| Problem statement |
Return the records verbatim.

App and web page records
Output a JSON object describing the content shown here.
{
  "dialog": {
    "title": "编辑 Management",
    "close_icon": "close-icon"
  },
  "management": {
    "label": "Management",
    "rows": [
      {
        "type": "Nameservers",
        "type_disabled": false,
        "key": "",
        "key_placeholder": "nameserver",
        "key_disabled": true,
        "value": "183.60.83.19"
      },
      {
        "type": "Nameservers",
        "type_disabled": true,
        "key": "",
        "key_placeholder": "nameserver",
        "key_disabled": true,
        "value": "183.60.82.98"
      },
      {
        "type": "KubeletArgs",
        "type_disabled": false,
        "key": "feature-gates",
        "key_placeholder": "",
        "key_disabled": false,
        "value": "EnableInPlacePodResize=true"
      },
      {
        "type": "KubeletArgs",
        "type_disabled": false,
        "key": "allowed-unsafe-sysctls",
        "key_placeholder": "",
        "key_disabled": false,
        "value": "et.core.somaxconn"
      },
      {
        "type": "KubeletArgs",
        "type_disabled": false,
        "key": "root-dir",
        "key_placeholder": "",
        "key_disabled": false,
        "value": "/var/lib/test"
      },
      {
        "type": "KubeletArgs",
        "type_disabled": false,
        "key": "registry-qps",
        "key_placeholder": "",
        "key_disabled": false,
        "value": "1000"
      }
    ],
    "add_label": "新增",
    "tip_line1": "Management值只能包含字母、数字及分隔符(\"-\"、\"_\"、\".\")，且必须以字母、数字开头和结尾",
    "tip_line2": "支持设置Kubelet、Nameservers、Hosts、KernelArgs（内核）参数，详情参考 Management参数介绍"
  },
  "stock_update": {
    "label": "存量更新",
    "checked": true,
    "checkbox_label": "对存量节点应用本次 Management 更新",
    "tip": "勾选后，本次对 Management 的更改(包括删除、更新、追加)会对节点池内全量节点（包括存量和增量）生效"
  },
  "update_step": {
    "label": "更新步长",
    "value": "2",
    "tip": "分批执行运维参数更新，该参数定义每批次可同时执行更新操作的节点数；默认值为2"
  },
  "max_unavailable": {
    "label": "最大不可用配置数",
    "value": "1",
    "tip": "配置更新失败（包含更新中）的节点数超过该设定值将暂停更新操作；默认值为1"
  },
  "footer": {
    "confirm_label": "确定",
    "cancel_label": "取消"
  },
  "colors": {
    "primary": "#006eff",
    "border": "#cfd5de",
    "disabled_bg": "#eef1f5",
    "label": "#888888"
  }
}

| Solution to this task |
Output a JSON object describing the content shown here.
{
  "dialog": {
    "title": "编辑 Management",
    "close_icon": "close-icon"
  },
  "management": {
    "label": "Management",
    "rows": [
      {
        "type": "Nameservers",
        "type_disabled": false,
        "key": "",
        "key_placeholder": "nameserver",
        "key_disabled": true,
        "value": "183.60.83.19"
      },
      {
        "type": "Nameservers",
        "type_disabled": true,
        "key": "",
        "key_placeholder": "nameserver",
        "key_disabled": true,
        "value": "183.60.82.98"
      },
      {
        "type": "KubeletArgs",
        "type_disabled": false,
        "key": "feature-gates",
        "key_placeholder": "",
        "key_disabled": false,
        "value": "EnableInPlacePodResize=true"
      },
      {
        "type": "KubeletArgs",
        "type_disabled": false,
        "key": "allowed-unsafe-sysctls",
        "key_placeholder": "",
        "key_disabled": false,
        "value": "et.core.somaxconn"
      },
      {
        "type": "KubeletArgs",
        "type_disabled": false,
        "key": "root-dir",
        "key_placeholder": "",
        "key_disabled": false,
        "value": "/var/lib/test"
      },
      {
        "type": "KubeletArgs",
        "type_disabled": false,
        "key": "registry-qps",
        "key_placeholder": "",
        "key_disabled": false,
        "value": "1000"
      }
    ],
    "add_label": "新增",
    "tip_line1": "Management值只能包含字母、数字及分隔符(\"-\"、\"_\"、\".\")，且必须以字母、数字开头和结尾",
    "tip_line2": "支持设置Kubelet、Nameservers、Hosts、KernelArgs（内核）参数，详情参考 Management参数介绍"
  },
  "stock_update": {
    "label": "存量更新",
    "checked": true,
    "checkbox_label": "对存量节点应用本次 Management 更新",
    "tip": "勾选后，本次对 Management 的更改(包括删除、更新、追加)会对节点池内全量节点（包括存量和增量）生效"
  },
  "update_step": {
    "label": "更新步长",
    "value": "2",
    "tip": "分批执行运维参数更新，该参数定义每批次可同时执行更新操作的节点数；默认值为2"
  },
  "max_unavailable": {
    "label": "最大不可用配置数",
    "value": "1",
    "tip": "配置更新失败（包含更新中）的节点数超过该设定值将暂停更新操作；默认值为1"
  },
  "footer": {
    "confirm_label": "确定",
    "cancel_label": "取消"
  },
  "colors": {
    "primary": "#006eff",
    "border": "#cfd5de",
    "disabled_bg": "#eef1f5",
    "label": "#888888"
  }
}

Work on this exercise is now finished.